Apologies Jacinda Ardern. But this is going to be an unkind article. Sometimes we need to be shot square between the eyes to change our ways.
Me included. We can all shoot ourselves in the foot when it comes to finances.
Ever since Covid hit I've been pondering how to prepare for the worst. Emergency funds are really good starting point and if you don't have one, find ways to get one started - with three months' living expenses to tide you over should the unforeseen happen. And lockdown was right up there with unforeseen events.
As the old Warren Buffet saying goes "only when the tide goes out do you discover who's been swimming naked". The tide went out when Covid hit us.
It's oft said that most Kiwis are three weeks from broke if they lose their jobs. One such person I spoke to during our first lockdown had been on an okay income. The day he lost his job there was suddenly no money. He was swimming naked.
It seemed odd for a family that had been living well in the years leading up to Covid. They ate out in cafés regularly, sent the children to multiple expensive afterschool classes, and took regular overseas holidays.
It turned out that in all the years of living well, the family hadn't paid off a $20,000 credit card debt. It would have been knocked on the head quickly with the cost of just the café visits alone.
On the surface, some people don't have luxuries to cut from their budget. There is always some discretionary spend that can be juggled to assign a few dollars to savings. A budget helps.
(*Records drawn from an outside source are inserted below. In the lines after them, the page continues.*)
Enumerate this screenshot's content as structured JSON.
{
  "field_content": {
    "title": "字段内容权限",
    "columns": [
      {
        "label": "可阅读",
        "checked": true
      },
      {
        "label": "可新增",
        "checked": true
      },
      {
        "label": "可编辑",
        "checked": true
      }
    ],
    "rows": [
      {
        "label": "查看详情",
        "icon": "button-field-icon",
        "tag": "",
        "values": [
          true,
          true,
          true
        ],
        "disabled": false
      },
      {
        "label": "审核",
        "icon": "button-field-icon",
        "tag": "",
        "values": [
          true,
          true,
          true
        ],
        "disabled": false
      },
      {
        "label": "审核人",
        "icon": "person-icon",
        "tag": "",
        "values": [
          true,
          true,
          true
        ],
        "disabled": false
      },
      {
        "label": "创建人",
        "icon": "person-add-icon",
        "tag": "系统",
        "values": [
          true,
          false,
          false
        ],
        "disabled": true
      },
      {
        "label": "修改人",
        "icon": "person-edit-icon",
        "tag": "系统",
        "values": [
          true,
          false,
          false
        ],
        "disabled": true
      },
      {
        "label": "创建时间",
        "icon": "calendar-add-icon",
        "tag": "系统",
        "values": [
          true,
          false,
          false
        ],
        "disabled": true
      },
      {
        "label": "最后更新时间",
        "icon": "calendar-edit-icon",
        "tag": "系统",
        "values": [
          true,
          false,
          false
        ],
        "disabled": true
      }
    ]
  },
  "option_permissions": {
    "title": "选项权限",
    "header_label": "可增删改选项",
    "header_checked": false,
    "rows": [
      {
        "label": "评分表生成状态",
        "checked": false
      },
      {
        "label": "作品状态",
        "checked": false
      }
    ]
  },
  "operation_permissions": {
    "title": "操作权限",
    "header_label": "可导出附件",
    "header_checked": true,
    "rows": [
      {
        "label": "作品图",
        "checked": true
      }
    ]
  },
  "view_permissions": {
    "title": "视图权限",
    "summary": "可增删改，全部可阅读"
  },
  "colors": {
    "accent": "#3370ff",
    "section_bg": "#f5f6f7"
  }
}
With an emergency fund, come the next financial crisis you can buy some breathing space for a few months without having to borrow.
What's more, if you have savings, you pay less than others who need to pay interest on their basic purchases. They're often paying 20 per cent or more than you for everything they buy, especially if the groceries and utilities are on credit.
Last week, I saw another take on this. It came in the form of an email from the insurer IAG to a driver whose excess was higher than the amount owed for an accident he caused. The debt was $1229, which the insurer said could be paid off interest-free over time.
But there was more. I raised my eyebrow in a good way as I read on. The insurer offered to reduce the debt to $1000 if it could be paid immediately as a lump sum. It just goes to show how having emergency savings pays off. The young driver saved $229 in one fell swoop by having some savings available.
Knowing you can ride out the bad times doesn't just benefit your finances. It is a great help psychologically. Worry is not good for your health and wellbeing.
Here's the unkind bit. If you're not moving forward maybe a dollop of honesty will help you change your ways. You don't want to be that person with the needless $20,000 debt next time a financial crisis hits.
A great way for me to make changes in life is for someone else to give me a hard time about my failings. When they're right, I take note and look for ways to change.
I've been waiting for a year to write my "unkind" article. We're possibly not quite ready for the shot between the eyes, but I love the approach of United States motivational author Larry Winget, who has written books with titles such as Shut Up, Stop Whining, & Get A Life, You're Broke Because You Want To Be, and The Idiot Factor: The 10 Ways We Sabotage Our Life, Money and Business.
Of course no one-size-fits all approach works for everyone. The "be kind" message of the past 15 months has wreaked a lot of good in the way New Zealanders view each other and interact.